programme

Advanced Algebra

Home/ Advanced Algebra
Course TypeCourse CodeNo. Of Credits
Foundation ElectiveSUS1MA5394

Semester and Year Offered: Winter semester

Course Coordinator and Team: Geetha Venkataraman and others

Email of course coordinator: geetha@aud.ac.in

Pre-requisites: Mathematics at the XII grade level and 4 credits of Algebra III (SUS1MA509)

Aim: This is a fourth course in Algebra and is intended for those who wish to deepen their base in the subject. This course will help students to enhance their foundational abilities developed through the three compulsory Algebra courses. Such skills would also add to students’ ability to analyse and solve problems even in real life. This course is an optional course primarily intended for students interested in pursuing post-graduation in Mathematics.

Course Outcomes:

After completing this course, depending on which 2 modules are taken (see syllabus below), students will be able to

  1. identify group actions, stabilizers and orbits, simple groups, use/apply their properties;
  2. prove significant results in group theory using group actions, like Cauchy’s Theorem, Sylow’s Theorem, class equation etc.
  3. identify field extensions, splitting fields of polynomials, algebraic extensions, finite fields and use/apply their properties;
  4. prove and apply the fundamental theorem of field extensions;
  5. decide which numbers are constructible and use/ apply the concept;
  6. identify linear functionals, their dual, transpose of linear transformations, inner product spaces, adjoints, normal and unitary operators, use and apply their properties;
  7. calculate characteristic value, decide diagonalizability, work out annihilating and minimal polynomials; use and apply their properties;
  8. prove the primary decomposition and spectral theorem and apply them.

Brief description of modules/ Main modules:

There are three modules in this course, namely

Module 1: Group Theory

Module 2: Field Theory

Module 3: Linear Algebra

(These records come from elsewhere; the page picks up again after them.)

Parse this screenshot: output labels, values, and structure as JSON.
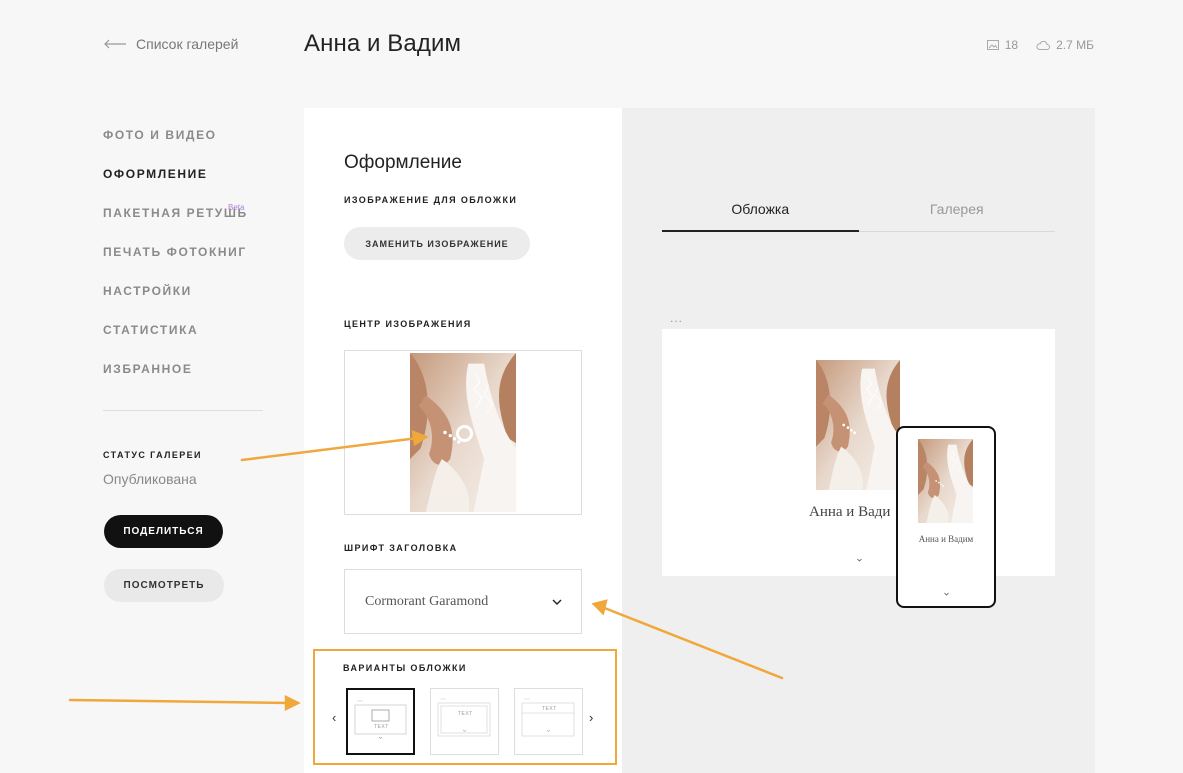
{
  "header": {
    "back_label": "Список галерей",
    "title": "Анна и Вадим",
    "photo_count": "18",
    "storage_size": "2.7 МБ"
  },
  "sidebar": {
    "items": [
      {
        "label": "ФОТО И ВИДЕО",
        "active": false
      },
      {
        "label": "ОФОРМЛЕНИЕ",
        "active": true
      },
      {
        "label": "ПАКЕТНАЯ РЕТУШЬ",
        "active": false,
        "badge": "Beta"
      },
      {
        "label": "ПЕЧАТЬ ФОТОКНИГ",
        "active": false
      },
      {
        "label": "НАСТРОЙКИ",
        "active": false
      },
      {
        "label": "СТАТИСТИКА",
        "active": false
      },
      {
        "label": "ИЗБРАННОЕ",
        "active": false
      }
    ],
    "status_label": "СТАТУС ГАЛЕРЕИ",
    "status_value": "Опубликована",
    "share_label": "ПОДЕЛИТЬСЯ",
    "view_label": "ПОСМОТРЕТЬ"
  },
  "design": {
    "title": "Оформление",
    "cover_image_label": "ИЗОБРАЖЕНИЕ ДЛЯ ОБЛОЖКИ",
    "replace_label": "ЗАМЕНИТЬ ИЗОБРАЖЕНИЕ",
    "focal_label": "ЦЕНТР ИЗОБРАЖЕНИЯ",
    "font_label": "ШРИФТ ЗАГОЛОВКА",
    "font_value": "Cormorant Garamond",
    "variants_label": "ВАРИАНТЫ ОБЛОЖКИ",
    "variant_text": "TEXT",
    "selected_variant": 0
  },
  "preview": {
    "tabs": [
      {
        "label": "Обложка",
        "active": true
      },
      {
        "label": "Галерея",
        "active": false
      }
    ],
    "menu_dots": "...",
    "cover_name": "Анна и Вадим",
    "cover_name_visible": "Анна и Вади"
  },
  "colors": {
    "accent_annotation": "#f0a73c",
    "beta_badge": "#b07fd0",
    "primary_button": "#111111"
  },
  "icons": [
    "arrow-left-icon",
    "image-icon",
    "cloud-icon",
    "chevron-down-icon",
    "chevron-left-icon",
    "chevron-right-icon",
    "more-dots-icon"
  ]
}
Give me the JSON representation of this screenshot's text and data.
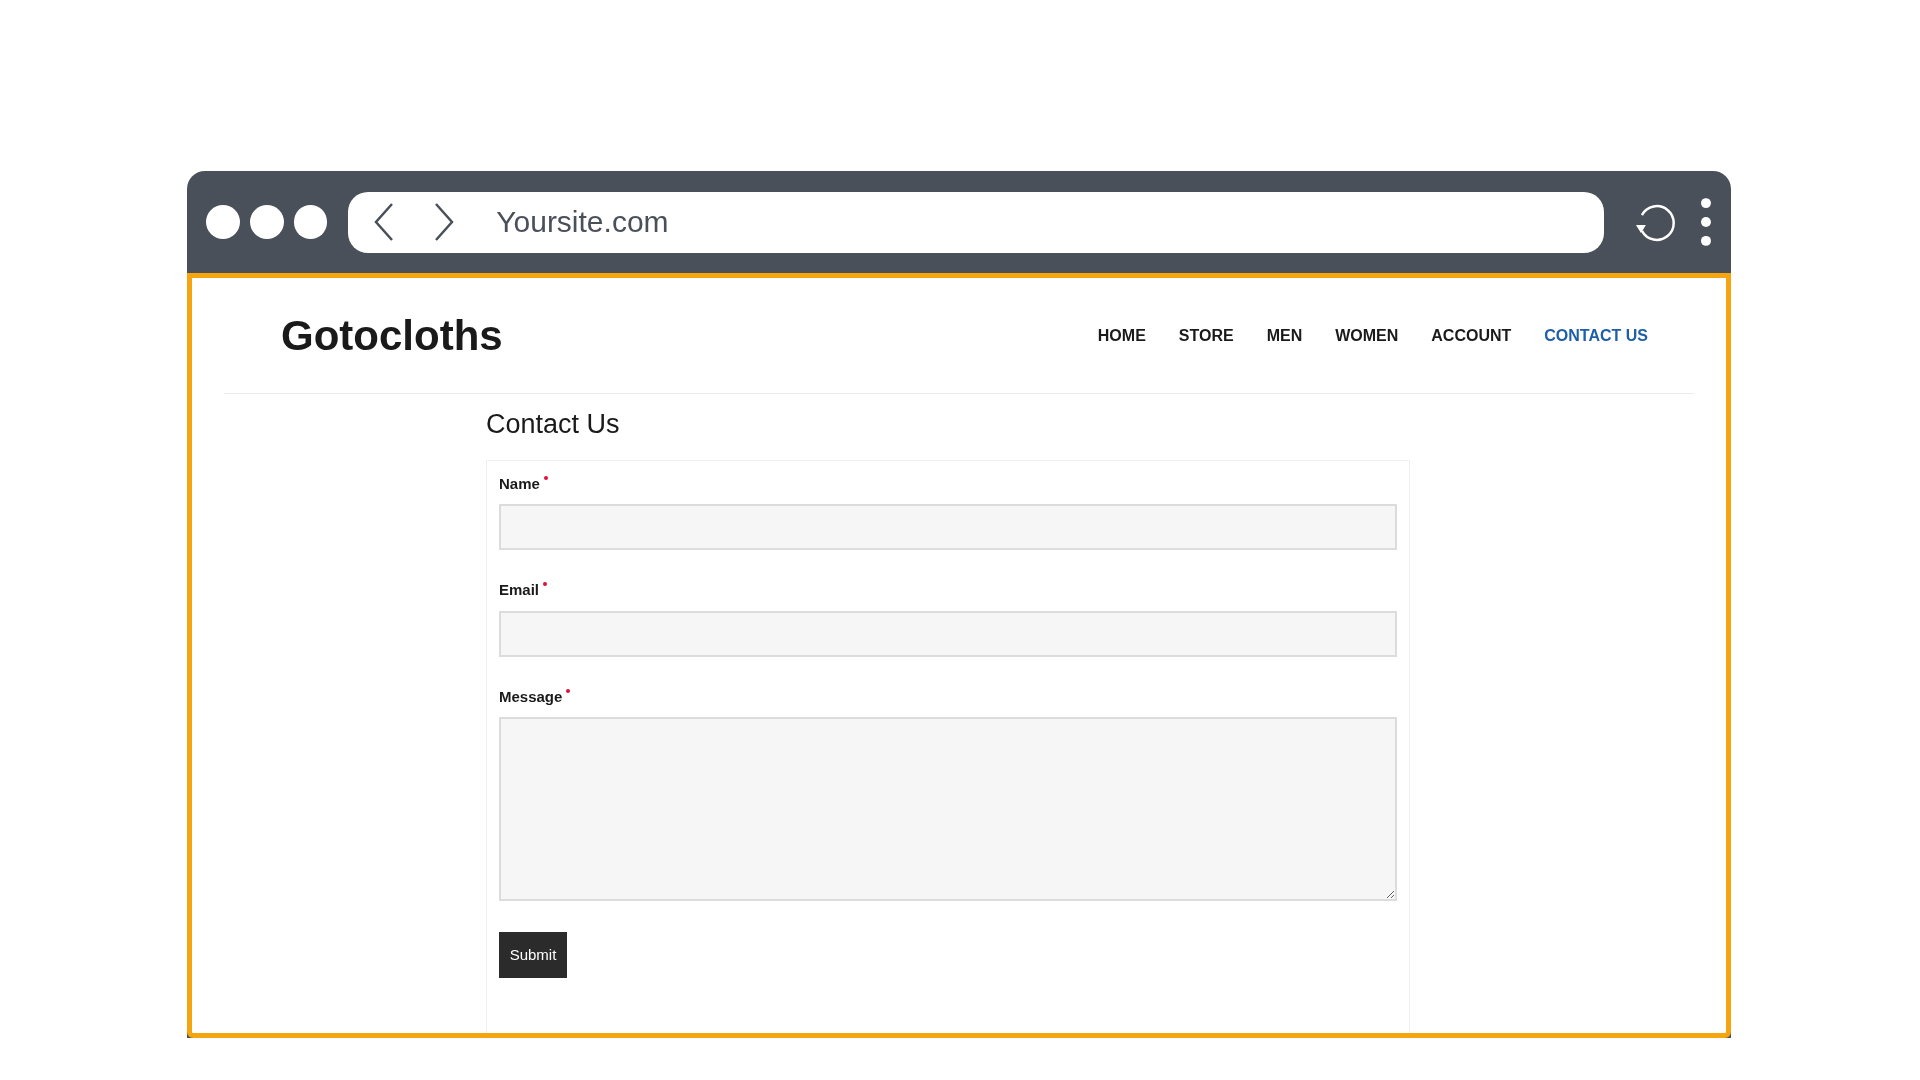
{
  "browser": {
    "url": "Yoursite.com"
  },
  "site": {
    "logo": "Gotocloths",
    "nav": [
      {
        "label": "HOME",
        "selected": false
      },
      {
        "label": "STORE",
        "selected": false
      },
      {
        "label": "MEN",
        "selected": false
      },
      {
        "label": "WOMEN",
        "selected": false
      },
      {
        "label": "ACCOUNT",
        "selected": false
      },
      {
        "label": "CONTACT US",
        "selected": true
      }
    ]
  },
  "page_title": "Contact Us",
  "form": {
    "fields": [
      {
        "label": "Name",
        "required": true,
        "kind": "input"
      },
      {
        "label": "Email",
        "required": true,
        "kind": "input"
      },
      {
        "label": "Message",
        "required": true,
        "kind": "textarea"
      }
    ],
    "submit": "Submit"
  }
}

A student has to opt for any two modules.

Module 1: Group Theory

Definition and examples of group actions, Stabilizers and kernels of group actions, Permutation representation associated with a given group action. Applications of group actions, Class equation and consequences, conjugacy in Sn, p-groups, Sylow’s theorems and consequences, Definition and examples of simple groups, non-simplicity tests.

Module 2: Field Theory

Extension Fields: Definition of Field Extension, Fundamental Theorem of Field Theory (Kronecker’s Theorem), Splitting Fields: Definition, Existence, uniqueness and examples, Zeros of a polynomial: Criterion for multiple zeros of a polynomial, zeros of an irreducible polynomial, perfect fields and perfect fields and zeros of an irreducible polynomial.

Algebraic Extensions: Types of Extensions and Characterization of Extensions and minimal polynomial, Degree of Extensions: Relationship between finite and algebraic extensions, Tower Theorem, Primitive Element Theorem and Properties of Algebraic Extensions.

Finite Fields: Classification of Finite Fields, Structure of Finite Fields and examples and Subfields of a Finite Field.

Geometric Constructions: Constructible numbers: Definition, constructible numbers form a subfield of the real numbers, If c is a constructible number the extension of the rational numbers by c over the Rational numbers has degree a power of 2, Examples and classical problems trisecting and angle, squaring a circle and finding a cube of double the volume of a given cube.

Module 3: Linear Algebra

Linear functionals, Double dual, Transpose of a Linear transformation, Characteristic Values and Diagonalization, Annihilating Polynomials, minimal polynomials and Invariant subspaces, Direct sum decompositions and Spectral Theorem, Primary decomposition.

Inner Products and Inner Product spaces, Linear functionals and Adjoint, Unitary operators and Normal operators.

Assessment Details with weights:

S. No.

Assessment

Date/period in which Assessment will take place

Weightage

1

Class test

First week of February

10%

2

Mid Semester Exam

Early March

25%

3

Home Assignments/ Tutorials

Throughout the semester

15%

4

Presentation/ Viva

Early April

15%

5

End Semester Exam

End April-early May

35%

 

Reading List:

  • David S. Dummit and Richard M. Foote, Abstract Algebra, Third Edition (2004), John Wiley and Sons.
  • Joseph A. Gallian, Contemporary Abstract Algebra, (Fourth Edition), Narosa Publishing House, New Delhi, 1999.
  • Jimmie Gilbert and Linda Gilbert, Linear Algebra and Matrix Theory, (Second Edition), Brooks Cole, 2004.

ADDITIONAL REFERENCE:

  • Bhattacharya, Jain and Nagpal, Basic Abstract Algebra (Second Edition), Cambridge, 2009.
  • Kenneth Hoffman and Ray Kunz, Linear Algebra, (Second edition), PHI, 2009.
  • Friedberg H. Stephen, Insel J. Arnold, Spence E. Lawrence, Linear Algebra, (Fourth Edition), PHI, 2002.